Finally 100% Rancher!

I was in Portland at Write the Docs this summer with my coworkers where I gave a lightning talk, mostly about my research but partly describing the value of technical writing skills when writing a thesis. Offstage I bumped into Sharon Campbell, Editorial Manager at DigitalOcean. I told her how happy I was to be a customer of DO and asked if she could recommend an orchestration platform for Docker that wasn’t quite as intense as Kubernetes, and she pointed me at Rancher.

Rancher is just my speed. At its simplest, it is a collection of environments, each of which is a collection of stacks, each of which is effectively a collection of Docker containers and volumes defined by a docker-compose.yml file. This is the level at which I operate – three to five containers per stack, all working directly together. How hard could it be to Docker all the things?

So first I did an audit of all the things we as a family have in the cloud. I came up with two Django apps, a Minecraft server, mail for a bunch of domains, three static websites and a couple of blogs. Wow! The most important Django app (pyment) had already been Dockerified during development, so that was relatively easy to move. The static websites and blogs were also simple. Minecraft looked hard at first but turned out to be one of the simplest changes. Mail was a little exciting as previously I’d been using Mail-in-a-Box which was nice but not quite right for me. I loved the LetsEncrypt support but chafed under the static site constraints.

For mail, was what I eventually chose as a replacement – no webmail, but everything else was great. I decided that I needed to LetsEncrypt as much as possible so I found which was perfect for my needs. I use this code to proxy both my Rancher server and the private Docker registry I set up to host my growing collection of containers. Within Rancher’s orchestration, I found a catalog entry which did the same kind of LE proxy for Rancher stacks at – this is the cornerstone of all my secured content. The static sites and blogs were trivial to set up with HTTPS using this catalog entry. The Django apps were the last to move due to their complexity. I updated them from Python 2.7 and Django 1.7 to Python 3.5 and Django 1.10 before migrating them to the new platform, with the last app moving this afternoon.

I needed some additional tools to support this new design. Rancher has an external-dns tool which works with AWS’s Route 53 and others to dynamically update DNS based on stacks and containers, but it didn’t support DO’s DNS API so I fixed that. My PR isn’t quite ready for prime time, but it does everything I need it to do right now. It’s on the list of things to get cleaned up eventually! I also had to come up with a backup strategy. I’m not entirely satisfied with my tool but it works well on files and just needs database support to be complete.

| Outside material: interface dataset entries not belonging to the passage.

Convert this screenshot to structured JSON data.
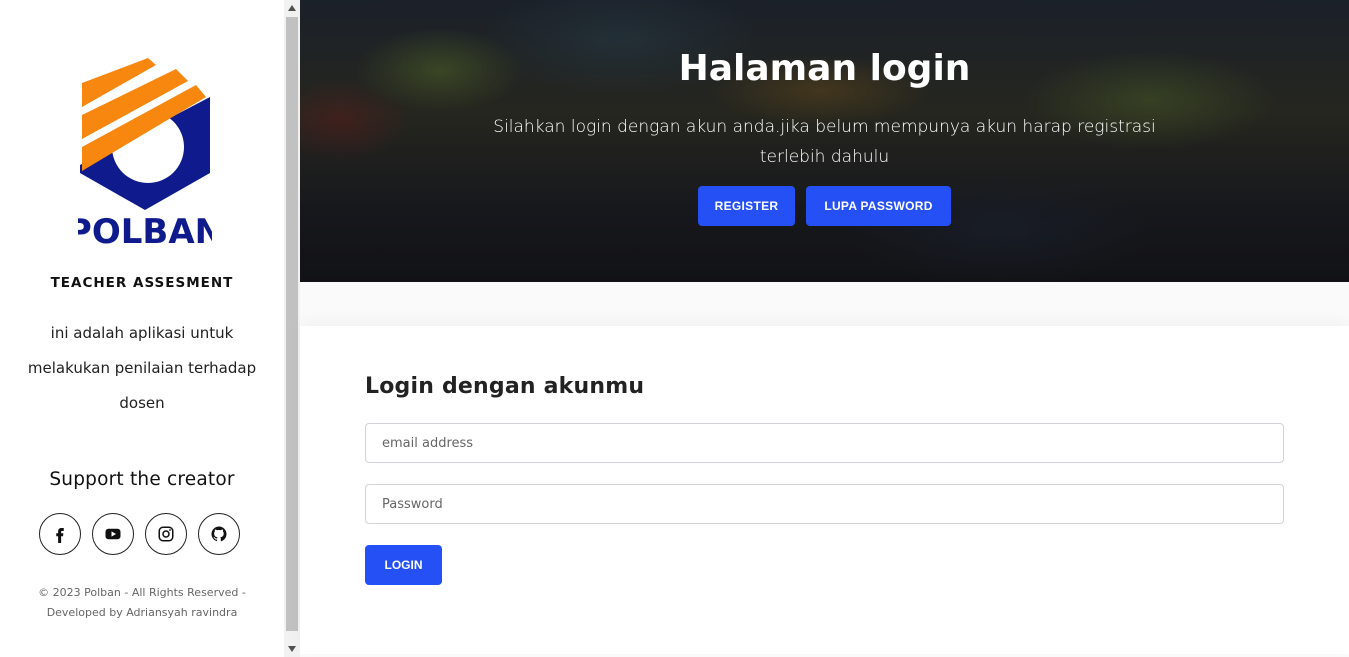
{
  "sidebar": {
    "logo_text": "POLBAN",
    "app_name": "TEACHER ASSESMENT",
    "description": "ini adalah aplikasi untuk melakukan penilaian terhadap dosen",
    "support_title": "Support the creator",
    "social": [
      {
        "icon": "facebook-icon"
      },
      {
        "icon": "youtube-icon"
      },
      {
        "icon": "instagram-icon"
      },
      {
        "icon": "github-icon"
      }
    ],
    "copyright": "© 2023 Polban - All Rights Reserved - Developed by Adriansyah ravindra"
  },
  "hero": {
    "title": "Halaman login",
    "subtitle": "Silahkan login dengan akun anda.jika belum mempunya akun harap registrasi terlebih dahulu",
    "register_label": "REGISTER",
    "forgot_label": "LUPA PASSWORD"
  },
  "login": {
    "title": "Login dengan akunmu",
    "email_placeholder": "email address",
    "password_placeholder": "Password",
    "button_label": "LOGIN"
  },
  "colors": {
    "accent": "#2550f5",
    "logo_orange": "#f7870f",
    "logo_navy": "#0f1b8c"
  }
}
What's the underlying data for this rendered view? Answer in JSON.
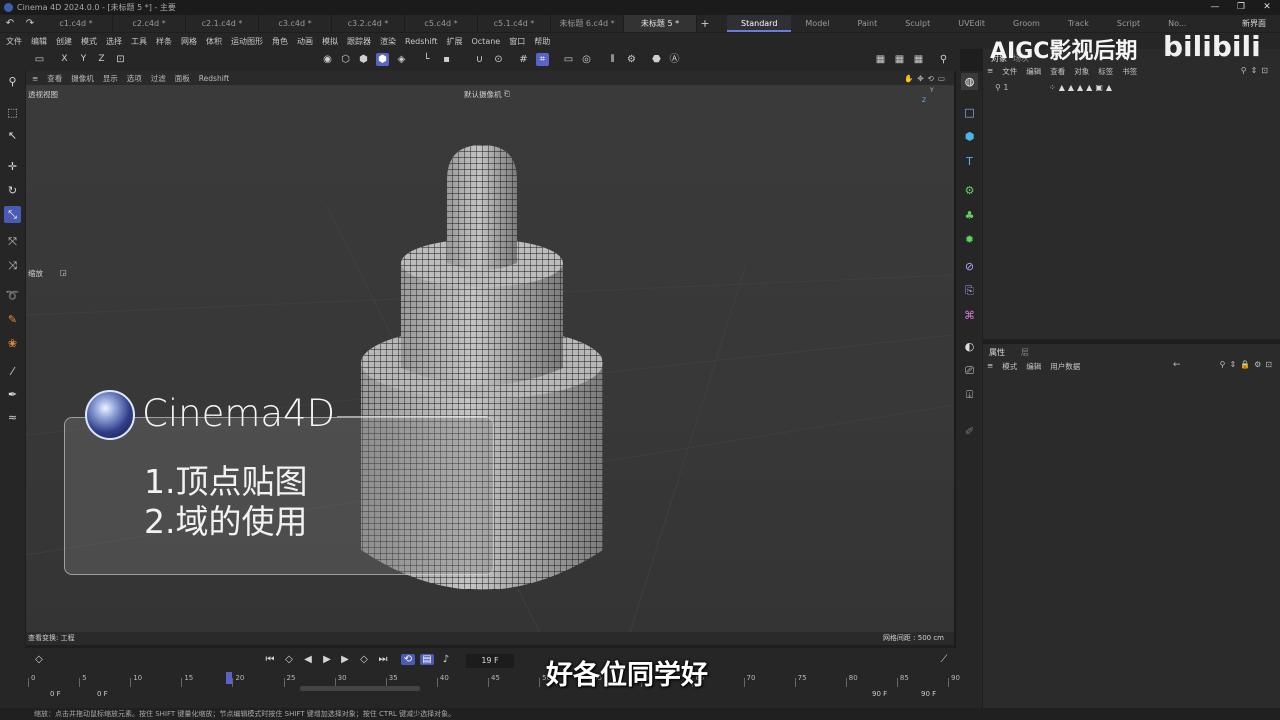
{
  "window": {
    "title": "Cinema 4D 2024.0.0 - [未标题 5 *] - 主要",
    "controls": [
      "—",
      "❐",
      "✕"
    ]
  },
  "file_tabs": [
    "c1.c4d *",
    "c2.c4d *",
    "c2.1.c4d *",
    "c3.c4d *",
    "c3.2.c4d *",
    "c5.c4d *",
    "c5.1.c4d *",
    "未标题 6.c4d *",
    "未标题 5 *"
  ],
  "active_file_tab": 8,
  "add_tab": "+",
  "layouts": [
    "Standard",
    "Model",
    "Paint",
    "Sculpt",
    "UVEdit",
    "Groom",
    "Track",
    "Script",
    "No..."
  ],
  "new_interface": "新界面",
  "menu": [
    "文件",
    "编辑",
    "创建",
    "模式",
    "选择",
    "工具",
    "样条",
    "网格",
    "体积",
    "运动图形",
    "角色",
    "动画",
    "模拟",
    "跟踪器",
    "渲染",
    "Redshift",
    "扩展",
    "Octane",
    "窗口",
    "帮助"
  ],
  "coords": {
    "x": "X",
    "y": "Y",
    "z": "Z"
  },
  "viewport_menu": [
    "查看",
    "摄像机",
    "显示",
    "选项",
    "过滤",
    "面板",
    "Redshift"
  ],
  "viewport": {
    "name": "透视视图",
    "camera": "默认摄像机",
    "zoom_label": "缩放",
    "axis_y": "Y",
    "axis_z": "Z",
    "status_left": "查看变换: 工程",
    "grid_spacing": "网格间距 : 500 cm"
  },
  "overlay": {
    "brand": "Cinema4D",
    "items": [
      "1.顶点贴图",
      "2.域的使用"
    ]
  },
  "object_panel": {
    "tabs": [
      "对象",
      "场次"
    ],
    "menu": [
      "文件",
      "编辑",
      "查看",
      "对象",
      "标签",
      "书签"
    ]
  },
  "attribute_panel": {
    "tabs": [
      "属性",
      "层"
    ],
    "menu": [
      "模式",
      "编辑",
      "用户数据"
    ]
  },
  "timeline": {
    "current_frame": "19 F",
    "start": "0 F",
    "start2": "0 F",
    "end": "90 F",
    "end2": "90 F",
    "ticks": [
      "0",
      "5",
      "10",
      "15",
      "20",
      "25",
      "30",
      "35",
      "40",
      "45",
      "50",
      "55",
      "60",
      "65",
      "70",
      "75",
      "80",
      "85",
      "90"
    ],
    "marker_value": "19"
  },
  "help_text": "缩放：点击并拖动鼠标缩放元素。按住 SHIFT 键量化缩放；节点编辑模式时按住 SHIFT 键增加选择对象；按住 CTRL 键减少选择对象。",
  "watermark": "AIGC影视后期",
  "bilibili": "bilibili",
  "subtitle": "好各位同学好",
  "colors": {
    "accent": "#5a63c6",
    "viewport_bg": "#383838",
    "panel_bg": "#2b2b2b"
  }
}
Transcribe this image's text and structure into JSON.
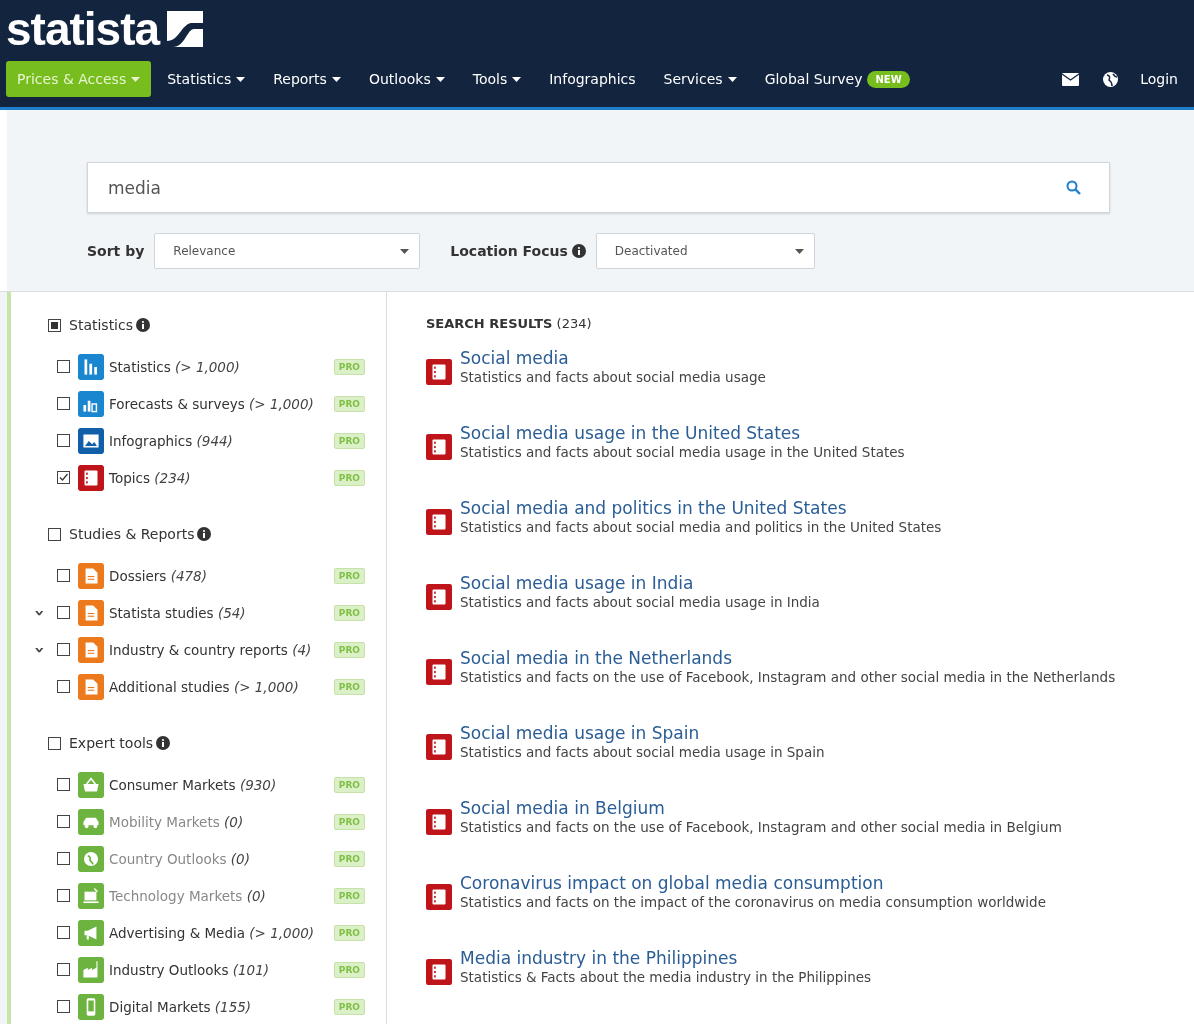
{
  "header": {
    "logo": "statista",
    "nav": [
      {
        "label": "Prices & Access",
        "dropdown": true,
        "selected": true
      },
      {
        "label": "Statistics",
        "dropdown": true,
        "selected": false
      },
      {
        "label": "Reports",
        "dropdown": true,
        "selected": false
      },
      {
        "label": "Outlooks",
        "dropdown": true,
        "selected": false
      },
      {
        "label": "Tools",
        "dropdown": true,
        "selected": false
      },
      {
        "label": "Infographics",
        "dropdown": false,
        "selected": false
      },
      {
        "label": "Services",
        "dropdown": true,
        "selected": false
      },
      {
        "label": "Global Survey",
        "dropdown": false,
        "selected": false,
        "badge": "NEW"
      }
    ],
    "login": "Login"
  },
  "search": {
    "value": "media"
  },
  "sort": {
    "label": "Sort by",
    "value": "Relevance"
  },
  "location": {
    "label": "Location Focus",
    "value": "Deactivated"
  },
  "filters": [
    {
      "label": "Statistics",
      "checked": false,
      "indeterminate": true,
      "items": [
        {
          "label": "Statistics",
          "count": "(> 1,000)",
          "kind": "bars",
          "color": "#1a86d0",
          "checked": false,
          "disabled": false,
          "badge": "PRO"
        },
        {
          "label": "Forecasts & surveys",
          "count": "(> 1,000)",
          "kind": "columns",
          "color": "#1a86d0",
          "checked": false,
          "disabled": false,
          "badge": "PRO"
        },
        {
          "label": "Infographics",
          "count": "(944)",
          "kind": "image",
          "color": "#115fa8",
          "checked": false,
          "disabled": false,
          "badge": "PRO"
        },
        {
          "label": "Topics",
          "count": "(234)",
          "kind": "topic",
          "color": "#c0141b",
          "checked": true,
          "disabled": false,
          "badge": "PRO"
        }
      ]
    },
    {
      "label": "Studies & Reports",
      "checked": false,
      "indeterminate": false,
      "items": [
        {
          "label": "Dossiers",
          "count": "(478)",
          "kind": "document",
          "color": "#ec7a1c",
          "checked": false,
          "disabled": false,
          "badge": "PRO"
        },
        {
          "label": "Statista studies",
          "count": "(54)",
          "kind": "document",
          "color": "#ec7a1c",
          "checked": false,
          "disabled": false,
          "toggle": "›",
          "badge": "PRO"
        },
        {
          "label": "Industry & country reports",
          "count": "(4)",
          "kind": "document",
          "color": "#ec7a1c",
          "checked": false,
          "disabled": false,
          "toggle": "›",
          "badge": "PRO"
        },
        {
          "label": "Additional studies",
          "count": "(> 1,000)",
          "kind": "document",
          "color": "#ec7a1c",
          "checked": false,
          "disabled": false,
          "badge": "PRO"
        }
      ]
    },
    {
      "label": "Expert tools",
      "checked": false,
      "indeterminate": false,
      "items": [
        {
          "label": "Consumer Markets",
          "count": "(930)",
          "kind": "basket",
          "color": "#6cb33f",
          "checked": false,
          "disabled": false,
          "badge": "PRO"
        },
        {
          "label": "Mobility Markets",
          "count": "(0)",
          "kind": "car",
          "color": "#6cb33f",
          "checked": false,
          "disabled": true,
          "badge": "PRO"
        },
        {
          "label": "Country Outlooks",
          "count": "(0)",
          "kind": "globe",
          "color": "#6cb33f",
          "checked": false,
          "disabled": true,
          "badge": "PRO"
        },
        {
          "label": "Technology Markets",
          "count": "(0)",
          "kind": "monitor",
          "color": "#6cb33f",
          "checked": false,
          "disabled": true,
          "badge": "PRO"
        },
        {
          "label": "Advertising & Media",
          "count": "(> 1,000)",
          "kind": "megaphone",
          "color": "#6cb33f",
          "checked": false,
          "disabled": false,
          "badge": "PRO"
        },
        {
          "label": "Industry Outlooks",
          "count": "(101)",
          "kind": "factory",
          "color": "#6cb33f",
          "checked": false,
          "disabled": false,
          "badge": "PRO"
        },
        {
          "label": "Digital Markets",
          "count": "(155)",
          "kind": "phone",
          "color": "#6cb33f",
          "checked": false,
          "disabled": false,
          "badge": "PRO"
        }
      ]
    }
  ],
  "results": {
    "heading": "SEARCH RESULTS",
    "count": "(234)",
    "items": [
      {
        "title": "Social media",
        "description": "Statistics and facts about social media usage"
      },
      {
        "title": "Social media usage in the United States",
        "description": "Statistics and facts about social media usage in the United States"
      },
      {
        "title": "Social media and politics in the United States",
        "description": "Statistics and facts about social media and politics in the United States"
      },
      {
        "title": "Social media usage in India",
        "description": "Statistics and facts about social media usage in India"
      },
      {
        "title": "Social media in the Netherlands",
        "description": "Statistics and facts on the use of Facebook, Instagram and other social media in the Netherlands"
      },
      {
        "title": "Social media usage in Spain",
        "description": "Statistics and facts about social media usage in Spain"
      },
      {
        "title": "Social media in Belgium",
        "description": "Statistics and facts on the use of Facebook, Instagram and other social media in Belgium"
      },
      {
        "title": "Coronavirus impact on global media consumption",
        "description": "Statistics and facts on the impact of the coronavirus on media consumption worldwide"
      },
      {
        "title": "Media industry in the Philippines",
        "description": "Statistics & Facts about the media industry in the Philippines"
      }
    ]
  }
}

I’m almost done backing up the old server. Once that’s complete, I’m going to shut it down for a week and make sure that all is well. If so, I’ll decommission the old droplet and build a test cluster for Rancher 1.2, which just came out last week. Never a dull moment!